Facts about this animal
Rhinoceros iguanas are large and robust lizards. Their snout-vent length is up to 74.5 cm in males and up to 62 cm in females. The tail is about as long ans head and body combined. There is a vertebral row of enlarged dorsal crest scales on neck, body and tail forming a crest which is highest on the neck and lowest on the tail. Enlarged jaw muscles and a bulky dewlap make the heads of mature males appear massive, an appearance, which is futher enhanced by 3-5 enlarged horn-like scales on the snout, which surrounded by small scales. These horn occur in both sexes. The colour of the skin is greyish, brown, or olive.

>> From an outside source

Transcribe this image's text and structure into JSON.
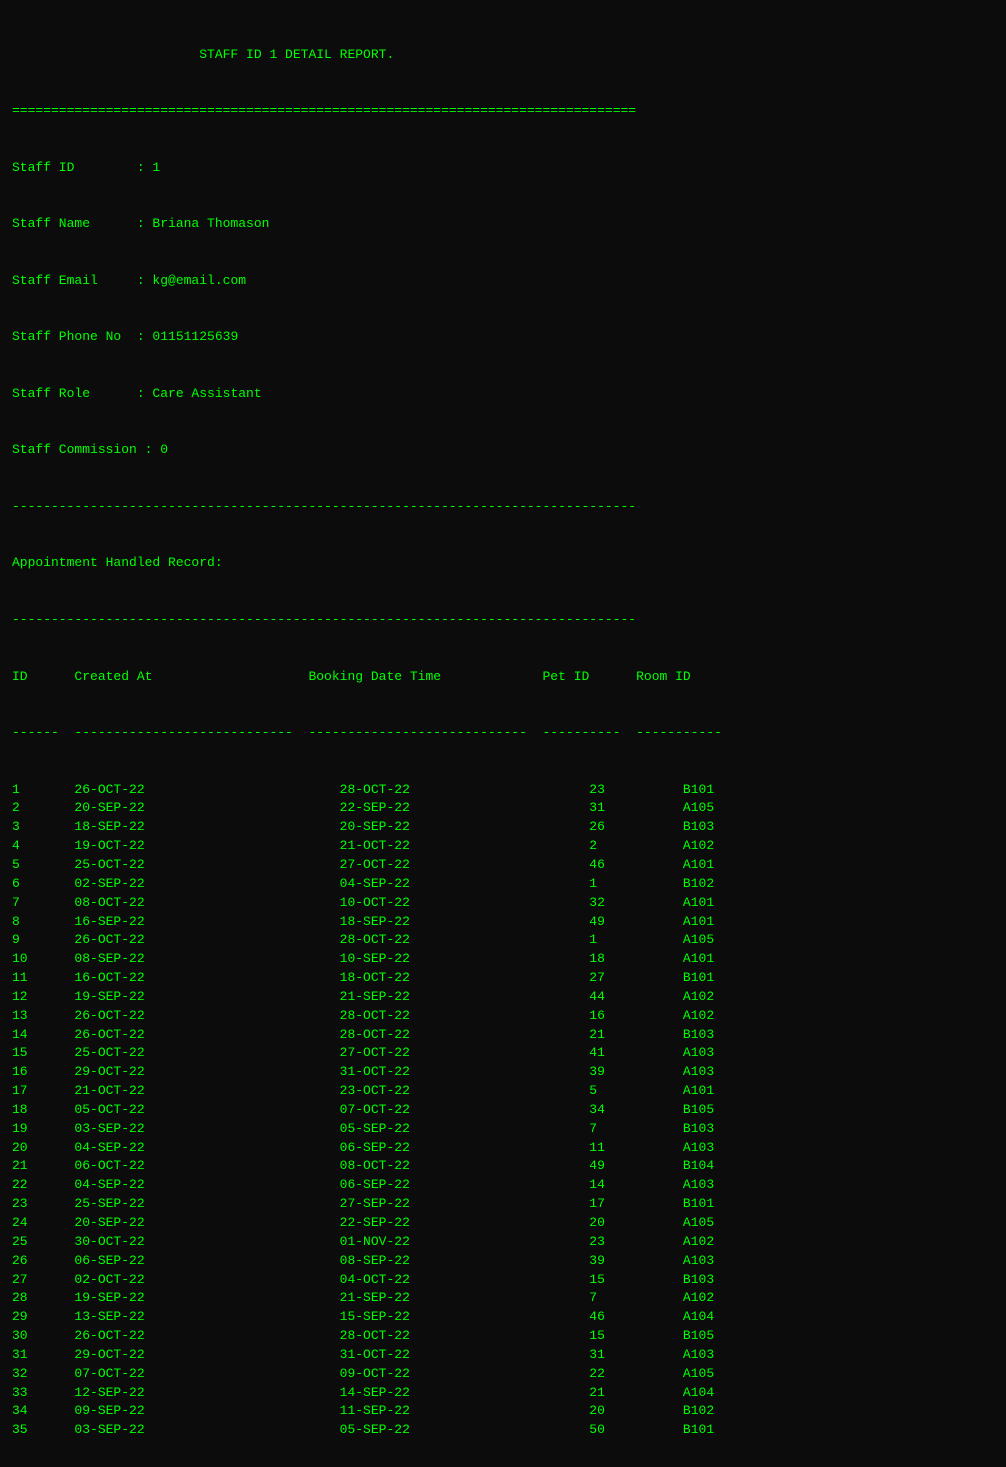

Dry, rocky forests in coastal areas, which may contain cactus and other thorny plants, constitute the preferred habitat of rhinoceros iguanas. The iguanas may also be found in scrub woodlands, semi-deciduous forests and dry to subtropical, moist forests.
Rhinoceros iguanas are diurnal, spending the night in retreats. Rock crevices, caves, burrows dug in soil or sand, and hollow trunks are also used during the day for resting, cooling or sheltering. They are terrestrial, but will climb if they need to reach better fruits or a more suitable sun basking spot, or for overseeing defended areas. Males are territorial, and will defend their territories aggressively. Rhinoceros Iguanas are sexually mature between 5 to 9 years of age. Their 2 to 3 week breeding season seems to be triggered by the beginning of the first rainy season in April. The females dig burrows when they are about to lay their eggs. These burrows may tunnel 1 meter before reaching the nest chamber. An average clutch of eggs may range from 5 to 20 eggs. These eggs are usually laid between late June and August. Once the female deposits the eggs, she covers them up with soil. The young will hatch 162 - 187 days later. Hatchlings are born approximately 18 cm long and are quite active.
The diet of rhinoceros igianas consists mainly of plant material, such as flowers and fruit, but the igiansas will also eat insects and occasionally eggs and larger prey.
Did you know?
that rhinoceros iguanas are much more terrestrial than the green iguanas? This allows them to live in rockier and drier areas. They are rarely found in trees or even forested areas.
|Name (Scientific)||Cyclura cornuta|
|Name (English)||Rhinoceros Iguana|
|Name (French)||Cyclure cornu|
|Name (Spanish)||Iguana rinoceronte|
|CITES Status||Appendix I|
|CMS Status||Not listed|
Photo Copyright by
Frank C. Müller
|Range||C. cornuta cornuta: Hispaniola (Haiti and Dominican Republic) C. cornuta stejnegeri: Mona Island C. cornuta onchiopsis: formerly Navassa Island|
|Habitat||Found in dry forests characterized by xeric, rocky habitats of eroded limestone in coastal terraces and lowlands|
|Wild population||Rough estimate 10'000 to 17'000, declining in most parts of the range. Populations are seemingly stable only on Isla Beata and the extreme of the Barahona Peninsula inside Parque Nacional Jaragua.|
|Zoo population||180 reported to ISIS (2005)|
In the Zoo
How this animal should be transported
For air transport, Container Note 41 of the IATA Live Animals Regulations should be followed.
Find this animal on ZooLex
Photo Copyright by
Frank C. Müller
Why do zoos keep this animal
Rhinoceros iguanas are the most common rock iguana in zoos. They serve as an ambassador species for the more endangered representatives of the genus. As local extirpations are known from both Dominican Republic and Haiti, zoo-bred animals could be made available for reintroductions where appropriate.